--- Directions ---
What this exercise needs is every entry restated as written, with no pictures.
━━ Records supplied ━━
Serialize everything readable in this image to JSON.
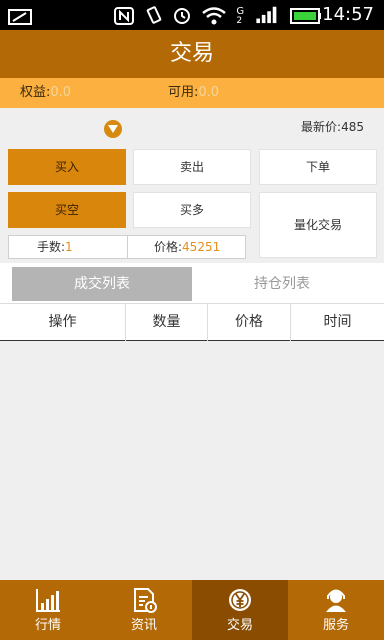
{
  "status_bar": {
    "time": "14:57"
  },
  "title": "交易",
  "account": {
    "equity_label": "权益:",
    "equity_value": "0.0",
    "available_label": "可用:",
    "available_value": "0.0"
  },
  "latest_price_label": "最新价:485",
  "buttons": {
    "buy": "买入",
    "sell": "卖出",
    "place_order": "下单",
    "short": "买空",
    "long": "买多",
    "quant_trade": "量化交易"
  },
  "fields": {
    "lots_label": "手数:",
    "lots_value": "1",
    "price_label": "价格:",
    "price_value": "45251"
  },
  "tabs": {
    "deals": "成交列表",
    "positions": "持仓列表"
  },
  "table_headers": [
    "操作",
    "数量",
    "价格",
    "时间"
  ],
  "nav": [
    {
      "label": "行情",
      "icon": "bar-chart-icon"
    },
    {
      "label": "资讯",
      "icon": "document-icon"
    },
    {
      "label": "交易",
      "icon": "yen-coin-icon"
    },
    {
      "label": "服务",
      "icon": "headset-user-icon"
    }
  ],
  "colors": {
    "brand": "#b36a06",
    "accent": "#d9860c",
    "account_bar": "#fbb040"
  }
}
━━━
--- Output for this exercise ---
Serialize everything readable in this image to JSON.
{
  "status_bar": {
    "time": "14:57"
  },
  "title": "交易",
  "account": {
    "equity_label": "权益:",
    "equity_value": "0.0",
    "available_label": "可用:",
    "available_value": "0.0"
  },
  "latest_price_label": "最新价:485",
  "buttons": {
    "buy": "买入",
    "sell": "卖出",
    "place_order": "下单",
    "short": "买空",
    "long": "买多",
    "quant_trade": "量化交易"
  },
  "fields": {
    "lots_label": "手数:",
    "lots_value": "1",
    "price_label": "价格:",
    "price_value": "45251"
  },
  "tabs": {
    "deals": "成交列表",
    "positions": "持仓列表"
  },
  "table_headers": [
    "操作",
    "数量",
    "价格",
    "时间"
  ],
  "nav": [
    {
      "label": "行情",
      "icon": "bar-chart-icon"
    },
    {
      "label": "资讯",
      "icon": "document-icon"
    },
    {
      "label": "交易",
      "icon": "yen-coin-icon"
    },
    {
      "label": "服务",
      "icon": "headset-user-icon"
    }
  ],
  "colors": {
    "brand": "#b36a06",
    "accent": "#d9860c",
    "account_bar": "#fbb040"
  }
}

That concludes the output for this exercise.